At Long Last Bipartisanship?

While our illustrious news media wallows in the glow of bipartisanship they say passage of the Senate jobs bill represents, I counter it highlights how bad partisan gridlock in Washington truly is.

First, from the Los Angeles Times:
More notable, perhaps, than the bill itself was the fact that 13 Republicans crossed party lines to vote for it. The $15-billion bill passed by a 70-28 tally.

The bill would grant employers a "holiday" on their 6.2% Social Security payroll contribution for every new employee hired through the rest of the year, as long as that employee has been out of work for at least 60 days. It would also make it easier for businesses to write off equipment purchases and would extend federal highway and mass-transit funding programs.

This is a tax cut bill. Since when are we doing double back-flips over the fact that 13 Republicans voted for tax cuts?

Hey, Republicans: I thought you people hated taxes! That’s all we ever hear every time you folks open your mouths: “tax cuts tax cuts tax cuts.” Okay, the Democrats gave you your damn tax cuts. And only 13 of you voted for it? What the hell is wrong with you?

Even worse:

Eight Republicans who Monday didn't support a procedural motion to proceed with the jobs bill switched sides Wednesday to support it, including Sens. Lamar Alexander (Tenn.) Thad Cochran (Miss.), Orrin Hatch (Utah), and Richard Burr (R-N.C.). Hatch was a co-author, along with Schumer, of the payroll tax provision in the bill.

Yes that’s right, our own Sen. Lamar Alexander ended up voting for a bill he tried to block two days ago. Holy flip-flop!

And our grand wanker of the day prize goes to Orrin Hatch, a co-author of the bill, who tried to filibuster it on Monday, then voted for it on Wednesday. Yes that’s right, Orrin Hatch tried to filibuster his own tax cuts which he ended up voting for anyway.

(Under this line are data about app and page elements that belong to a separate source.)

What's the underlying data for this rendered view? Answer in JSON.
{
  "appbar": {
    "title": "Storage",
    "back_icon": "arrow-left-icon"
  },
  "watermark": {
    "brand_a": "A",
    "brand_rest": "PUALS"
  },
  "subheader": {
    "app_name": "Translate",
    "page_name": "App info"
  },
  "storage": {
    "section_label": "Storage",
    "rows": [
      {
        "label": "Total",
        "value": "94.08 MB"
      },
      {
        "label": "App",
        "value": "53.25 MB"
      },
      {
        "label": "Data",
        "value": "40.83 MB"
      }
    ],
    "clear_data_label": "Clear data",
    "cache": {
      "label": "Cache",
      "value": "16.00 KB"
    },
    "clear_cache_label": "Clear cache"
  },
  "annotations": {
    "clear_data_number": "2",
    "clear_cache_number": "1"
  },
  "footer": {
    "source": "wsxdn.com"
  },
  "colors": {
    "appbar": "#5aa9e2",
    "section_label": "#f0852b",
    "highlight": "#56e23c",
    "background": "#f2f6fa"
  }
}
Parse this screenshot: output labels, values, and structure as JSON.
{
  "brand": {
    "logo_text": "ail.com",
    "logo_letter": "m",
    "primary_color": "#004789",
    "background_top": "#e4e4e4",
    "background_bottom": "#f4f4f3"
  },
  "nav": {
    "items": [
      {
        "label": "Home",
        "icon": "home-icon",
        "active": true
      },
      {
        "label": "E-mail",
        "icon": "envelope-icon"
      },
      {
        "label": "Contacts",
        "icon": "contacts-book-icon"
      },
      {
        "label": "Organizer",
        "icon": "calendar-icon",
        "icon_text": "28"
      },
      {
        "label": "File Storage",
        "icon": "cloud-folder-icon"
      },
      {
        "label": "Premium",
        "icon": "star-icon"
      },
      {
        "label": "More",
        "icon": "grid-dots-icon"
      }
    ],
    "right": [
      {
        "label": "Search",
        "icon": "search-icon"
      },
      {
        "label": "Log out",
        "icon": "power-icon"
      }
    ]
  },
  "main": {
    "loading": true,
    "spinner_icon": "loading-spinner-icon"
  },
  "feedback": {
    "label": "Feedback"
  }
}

This is the glorious “bipartisanship” we’re celebrating?